** Opening Task input block **

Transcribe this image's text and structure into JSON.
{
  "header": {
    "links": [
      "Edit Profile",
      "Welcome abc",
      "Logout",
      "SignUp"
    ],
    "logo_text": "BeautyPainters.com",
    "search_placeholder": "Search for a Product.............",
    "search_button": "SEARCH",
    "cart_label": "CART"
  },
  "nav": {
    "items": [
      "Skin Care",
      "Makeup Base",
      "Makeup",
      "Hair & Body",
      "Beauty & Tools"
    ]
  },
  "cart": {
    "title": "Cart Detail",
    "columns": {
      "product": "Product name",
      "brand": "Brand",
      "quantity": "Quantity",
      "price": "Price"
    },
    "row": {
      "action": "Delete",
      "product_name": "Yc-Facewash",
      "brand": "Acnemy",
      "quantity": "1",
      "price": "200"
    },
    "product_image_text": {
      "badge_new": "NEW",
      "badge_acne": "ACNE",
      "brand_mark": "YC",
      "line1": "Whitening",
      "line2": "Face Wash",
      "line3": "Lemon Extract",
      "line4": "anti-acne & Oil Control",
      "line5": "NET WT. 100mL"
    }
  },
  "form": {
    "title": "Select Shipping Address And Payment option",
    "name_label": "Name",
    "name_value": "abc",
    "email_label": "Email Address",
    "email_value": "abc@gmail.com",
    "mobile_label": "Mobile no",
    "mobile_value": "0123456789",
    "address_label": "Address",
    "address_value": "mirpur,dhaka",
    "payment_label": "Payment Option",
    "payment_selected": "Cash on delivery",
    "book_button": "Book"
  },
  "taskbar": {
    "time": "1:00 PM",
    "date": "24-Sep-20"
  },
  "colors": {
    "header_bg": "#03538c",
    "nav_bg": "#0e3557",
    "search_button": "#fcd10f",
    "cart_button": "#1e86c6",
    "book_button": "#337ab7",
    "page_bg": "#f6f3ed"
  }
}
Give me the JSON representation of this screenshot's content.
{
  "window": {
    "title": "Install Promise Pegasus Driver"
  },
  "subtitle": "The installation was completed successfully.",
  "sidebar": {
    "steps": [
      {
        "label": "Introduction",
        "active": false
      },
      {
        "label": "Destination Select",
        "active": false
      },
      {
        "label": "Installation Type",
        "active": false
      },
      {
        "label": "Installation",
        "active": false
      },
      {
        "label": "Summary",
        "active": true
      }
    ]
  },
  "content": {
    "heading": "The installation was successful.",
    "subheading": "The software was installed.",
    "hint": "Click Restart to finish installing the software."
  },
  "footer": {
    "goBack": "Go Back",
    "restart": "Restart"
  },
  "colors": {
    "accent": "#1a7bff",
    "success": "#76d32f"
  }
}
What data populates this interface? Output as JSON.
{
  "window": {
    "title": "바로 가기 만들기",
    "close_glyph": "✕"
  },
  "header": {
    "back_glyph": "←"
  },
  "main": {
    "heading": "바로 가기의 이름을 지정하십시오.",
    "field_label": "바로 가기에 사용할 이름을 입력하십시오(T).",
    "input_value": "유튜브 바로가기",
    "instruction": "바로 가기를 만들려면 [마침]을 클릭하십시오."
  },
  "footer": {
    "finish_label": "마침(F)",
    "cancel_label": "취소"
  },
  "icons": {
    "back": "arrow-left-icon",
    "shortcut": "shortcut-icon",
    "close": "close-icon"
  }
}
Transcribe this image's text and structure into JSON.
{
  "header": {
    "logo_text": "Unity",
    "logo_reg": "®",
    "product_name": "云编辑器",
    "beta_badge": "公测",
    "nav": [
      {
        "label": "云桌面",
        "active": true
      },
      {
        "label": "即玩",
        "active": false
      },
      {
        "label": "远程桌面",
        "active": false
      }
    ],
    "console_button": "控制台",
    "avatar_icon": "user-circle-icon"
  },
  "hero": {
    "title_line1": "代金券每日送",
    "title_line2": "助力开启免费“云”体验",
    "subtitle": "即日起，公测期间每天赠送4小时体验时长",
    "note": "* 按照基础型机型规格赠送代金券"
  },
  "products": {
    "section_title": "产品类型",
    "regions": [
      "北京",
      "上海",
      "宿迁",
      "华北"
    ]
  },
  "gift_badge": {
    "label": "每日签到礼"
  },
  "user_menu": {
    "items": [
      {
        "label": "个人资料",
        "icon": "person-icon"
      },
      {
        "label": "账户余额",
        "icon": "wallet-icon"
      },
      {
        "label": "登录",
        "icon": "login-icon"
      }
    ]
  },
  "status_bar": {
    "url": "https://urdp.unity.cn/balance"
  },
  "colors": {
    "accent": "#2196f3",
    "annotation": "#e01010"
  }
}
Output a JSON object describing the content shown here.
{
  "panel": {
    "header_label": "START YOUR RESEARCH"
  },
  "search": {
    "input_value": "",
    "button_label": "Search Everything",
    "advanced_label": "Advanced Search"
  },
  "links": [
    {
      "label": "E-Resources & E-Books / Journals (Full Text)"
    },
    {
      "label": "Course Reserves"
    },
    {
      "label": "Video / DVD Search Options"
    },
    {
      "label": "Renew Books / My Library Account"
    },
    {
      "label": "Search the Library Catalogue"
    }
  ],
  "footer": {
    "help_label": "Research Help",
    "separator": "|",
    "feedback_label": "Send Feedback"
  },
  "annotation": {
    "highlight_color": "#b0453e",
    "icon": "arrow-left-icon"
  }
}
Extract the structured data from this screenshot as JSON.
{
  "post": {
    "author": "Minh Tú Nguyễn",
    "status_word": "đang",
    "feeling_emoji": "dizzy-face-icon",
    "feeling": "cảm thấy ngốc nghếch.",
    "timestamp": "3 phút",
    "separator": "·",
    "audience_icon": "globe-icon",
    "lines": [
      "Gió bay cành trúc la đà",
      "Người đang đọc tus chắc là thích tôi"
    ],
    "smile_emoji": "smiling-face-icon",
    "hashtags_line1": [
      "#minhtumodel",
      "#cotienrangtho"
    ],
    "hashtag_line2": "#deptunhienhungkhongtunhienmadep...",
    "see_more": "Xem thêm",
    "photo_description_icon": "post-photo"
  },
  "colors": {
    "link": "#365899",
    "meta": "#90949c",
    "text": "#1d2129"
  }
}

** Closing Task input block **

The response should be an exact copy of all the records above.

> **Task output**:
Transcribe this image's text and structure into JSON.
{
  "header": {
    "links": [
      "Edit Profile",
      "Welcome abc",
      "Logout",
      "SignUp"
    ],
    "logo_text": "BeautyPainters.com",
    "search_placeholder": "Search for a Product.............",
    "search_button": "SEARCH",
    "cart_label": "CART"
  },
  "nav": {
    "items": [
      "Skin Care",
      "Makeup Base",
      "Makeup",
      "Hair & Body",
      "Beauty & Tools"
    ]
  },
  "cart": {
    "title": "Cart Detail",
    "columns": {
      "product": "Product name",
      "brand": "Brand",
      "quantity": "Quantity",
      "price": "Price"
    },
    "row": {
      "action": "Delete",
      "product_name": "Yc-Facewash",
      "brand": "Acnemy",
      "quantity": "1",
      "price": "200"
    },
    "product_image_text": {
      "badge_new": "NEW",
      "badge_acne": "ACNE",
      "brand_mark": "YC",
      "line1": "Whitening",
      "line2": "Face Wash",
      "line3": "Lemon Extract",
      "line4": "anti-acne & Oil Control",
      "line5": "NET WT. 100mL"
    }
  },
  "form": {
    "title": "Select Shipping Address And Payment option",
    "name_label": "Name",
    "name_value": "abc",
    "email_label": "Email Address",
    "email_value": "abc@gmail.com",
    "mobile_label": "Mobile no",
    "mobile_value": "0123456789",
    "address_label": "Address",
    "address_value": "mirpur,dhaka",
    "payment_label": "Payment Option",
    "payment_selected": "Cash on delivery",
    "book_button": "Book"
  },
  "taskbar": {
    "time": "1:00 PM",
    "date": "24-Sep-20"
  },
  "colors": {
    "header_bg": "#03538c",
    "nav_bg": "#0e3557",
    "search_button": "#fcd10f",
    "cart_button": "#1e86c6",
    "book_button": "#337ab7",
    "page_bg": "#f6f3ed"
  }
}
Give me the JSON representation of this screenshot's content.
{
  "window": {
    "title": "Install Promise Pegasus Driver"
  },
  "subtitle": "The installation was completed successfully.",
  "sidebar": {
    "steps": [
      {
        "label": "Introduction",
        "active": false
      },
      {
        "label": "Destination Select",
        "active": false
      },
      {
        "label": "Installation Type",
        "active": false
      },
      {
        "label": "Installation",
        "active": false
      },
      {
        "label": "Summary",
        "active": true
      }
    ]
  },
  "content": {
    "heading": "The installation was successful.",
    "subheading": "The software was installed.",
    "hint": "Click Restart to finish installing the software."
  },
  "footer": {
    "goBack": "Go Back",
    "restart": "Restart"
  },
  "colors": {
    "accent": "#1a7bff",
    "success": "#76d32f"
  }
}
What data populates this interface? Output as JSON.
{
  "window": {
    "title": "바로 가기 만들기",
    "close_glyph": "✕"
  },
  "header": {
    "back_glyph": "←"
  },
  "main": {
    "heading": "바로 가기의 이름을 지정하십시오.",
    "field_label": "바로 가기에 사용할 이름을 입력하십시오(T).",
    "input_value": "유튜브 바로가기",
    "instruction": "바로 가기를 만들려면 [마침]을 클릭하십시오."
  },
  "footer": {
    "finish_label": "마침(F)",
    "cancel_label": "취소"
  },
  "icons": {
    "back": "arrow-left-icon",
    "shortcut": "shortcut-icon",
    "close": "close-icon"
  }
}
Transcribe this image's text and structure into JSON.
{
  "header": {
    "logo_text": "Unity",
    "logo_reg": "®",
    "product_name": "云编辑器",
    "beta_badge": "公测",
    "nav": [
      {
        "label": "云桌面",
        "active": true
      },
      {
        "label": "即玩",
        "active": false
      },
      {
        "label": "远程桌面",
        "active": false
      }
    ],
    "console_button": "控制台",
    "avatar_icon": "user-circle-icon"
  },
  "hero": {
    "title_line1": "代金券每日送",
    "title_line2": "助力开启免费“云”体验",
    "subtitle": "即日起，公测期间每天赠送4小时体验时长",
    "note": "* 按照基础型机型规格赠送代金券"
  },
  "products": {
    "section_title": "产品类型",
    "regions": [
      "北京",
      "上海",
      "宿迁",
      "华北"
    ]
  },
  "gift_badge": {
    "label": "每日签到礼"
  },
  "user_menu": {
    "items": [
      {
        "label": "个人资料",
        "icon": "person-icon"
      },
      {
        "label": "账户余额",
        "icon": "wallet-icon"
      },
      {
        "label": "登录",
        "icon": "login-icon"
      }
    ]
  },
  "status_bar": {
    "url": "https://urdp.unity.cn/balance"
  },
  "colors": {
    "accent": "#2196f3",
    "annotation": "#e01010"
  }
}
Output a JSON object describing the content shown here.
{
  "panel": {
    "header_label": "START YOUR RESEARCH"
  },
  "search": {
    "input_value": "",
    "button_label": "Search Everything",
    "advanced_label": "Advanced Search"
  },
  "links": [
    {
      "label": "E-Resources & E-Books / Journals (Full Text)"
    },
    {
      "label": "Course Reserves"
    },
    {
      "label": "Video / DVD Search Options"
    },
    {
      "label": "Renew Books / My Library Account"
    },
    {
      "label": "Search the Library Catalogue"
    }
  ],
  "footer": {
    "help_label": "Research Help",
    "separator": "|",
    "feedback_label": "Send Feedback"
  },
  "annotation": {
    "highlight_color": "#b0453e",
    "icon": "arrow-left-icon"
  }
}
Extract the structured data from this screenshot as JSON.
{
  "post": {
    "author": "Minh Tú Nguyễn",
    "status_word": "đang",
    "feeling_emoji": "dizzy-face-icon",
    "feeling": "cảm thấy ngốc nghếch.",
    "timestamp": "3 phút",
    "separator": "·",
    "audience_icon": "globe-icon",
    "lines": [
      "Gió bay cành trúc la đà",
      "Người đang đọc tus chắc là thích tôi"
    ],
    "smile_emoji": "smiling-face-icon",
    "hashtags_line1": [
      "#minhtumodel",
      "#cotienrangtho"
    ],
    "hashtag_line2": "#deptunhienhungkhongtunhienmadep...",
    "see_more": "Xem thêm",
    "photo_description_icon": "post-photo"
  },
  "colors": {
    "link": "#365899",
    "meta": "#90949c",
    "text": "#1d2129"
  }
}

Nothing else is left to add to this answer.